Ridley Scott is perhaps the closest thing we have to a director of the stature of David Lean. Unabashedly old school he is never happier than when commanding armies of extras on a massive scale, so perhaps it was inevitable that he would eventually take on a biblical subject – the story of Moses. Here, the great man is played by a scowling Christian Bale who at the beginning of the film is fighting the Hitites alongside his ‘bessie mate’ Ramses (Joel Edgerton.) But when Ramses becomes pharaoh, word gets out that Moses is actually an adopted hebrew, a fact that gets him banished from Egypt and sent back to join ‘his people’ where before very long he is instructing them to seek their freedom.

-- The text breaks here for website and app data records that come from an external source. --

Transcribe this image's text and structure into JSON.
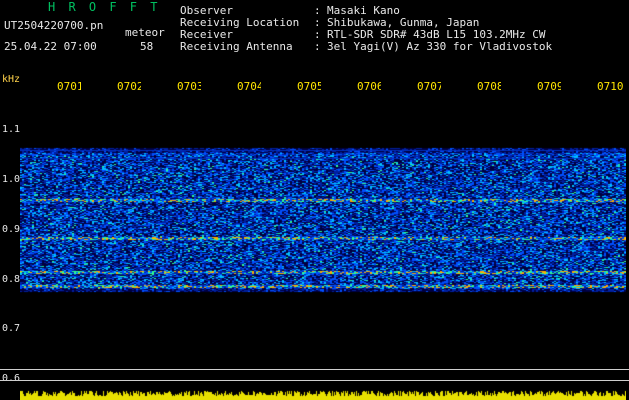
{
  "header": {
    "title": "H R O F F T",
    "filename": "UT2504220700.pn",
    "meteor_label": "meteor",
    "datetime": "25.04.22 07:00",
    "count": "58"
  },
  "info": [
    {
      "label": "Observer",
      "value": "Masaki Kano"
    },
    {
      "label": "Receiving Location",
      "value": "Shibukawa, Gunma, Japan"
    },
    {
      "label": "Receiver",
      "value": "RTL-SDR SDR# 43dB L15 103.2MHz CW"
    },
    {
      "label": "Receiving Antenna",
      "value": "3el Yagi(V) Az 330 for Vladivostok"
    }
  ],
  "colon": ":",
  "axis": {
    "unit": "kHz",
    "x_ticks": [
      "0701",
      "0702",
      "0703",
      "0704",
      "0705",
      "0706",
      "0707",
      "0708",
      "0709",
      "0710"
    ],
    "y_ticks": [
      "1.1",
      "1.0",
      "0.9",
      "0.8",
      "0.7",
      "0.6"
    ]
  },
  "colors": {
    "background": "#000000",
    "tick_yellow": "#ffe600",
    "title_green": "#00c060",
    "text": "#e8e8e8"
  }
}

There has already been some controversy about this film which features two caucasian actors in the lead roles and Scott’s reply (that it was all about getting funding and who would pay to see Mohammed Whatever in the lead role?) was understandably badly received, but I’m going to put that matter aside and concentrate on what’s on the screen, which really is a great big curate’s egg of a film. This being a Ridley Scott production, there are scenes of incredible cinematic splendour – the construction of the pyramids is amazing, the Plagues of Egypt are particularly jaw-dropping and the climactic parting of the waves is nail-biting stuff – but along the way we have to endure too many turgid scenes of people standing around in temples talking in (suspiciously contemporary terms) about fairly boring subjects. And one has to wonder why Scott bothered to engage the services of Sigourney Weaver when he wasn’t going to bother to give her anything to say. What I did like was the daring treatment of many of the accepted fantastical elements of Moses’ story. The parting of the waves is quite clearly a tsunami, we see Moses himself carving the ten commandments onto stone tablets and most contentious of all, ‘God’ is depicted as a scruffy kid with a bad haircut. Some will hate this, but what was the alternative? A white haired, bearded old geezer speaking in a stentorian voice? A bit too Life of Brian, methinks.

in the end, Scott does it his way and God help anyone who stands in his path. Overall, I enjoyed this, but those slow lengthy passages dragged down the final score somewhat. One thing is clear. When it comes to epic cinema, nobody else comes close to the majesty that is Ridley Scott. On a sad note, the film is dedicated to his brother, Tony, who took his own life in 2012.

3.8 stars

Philip Caveney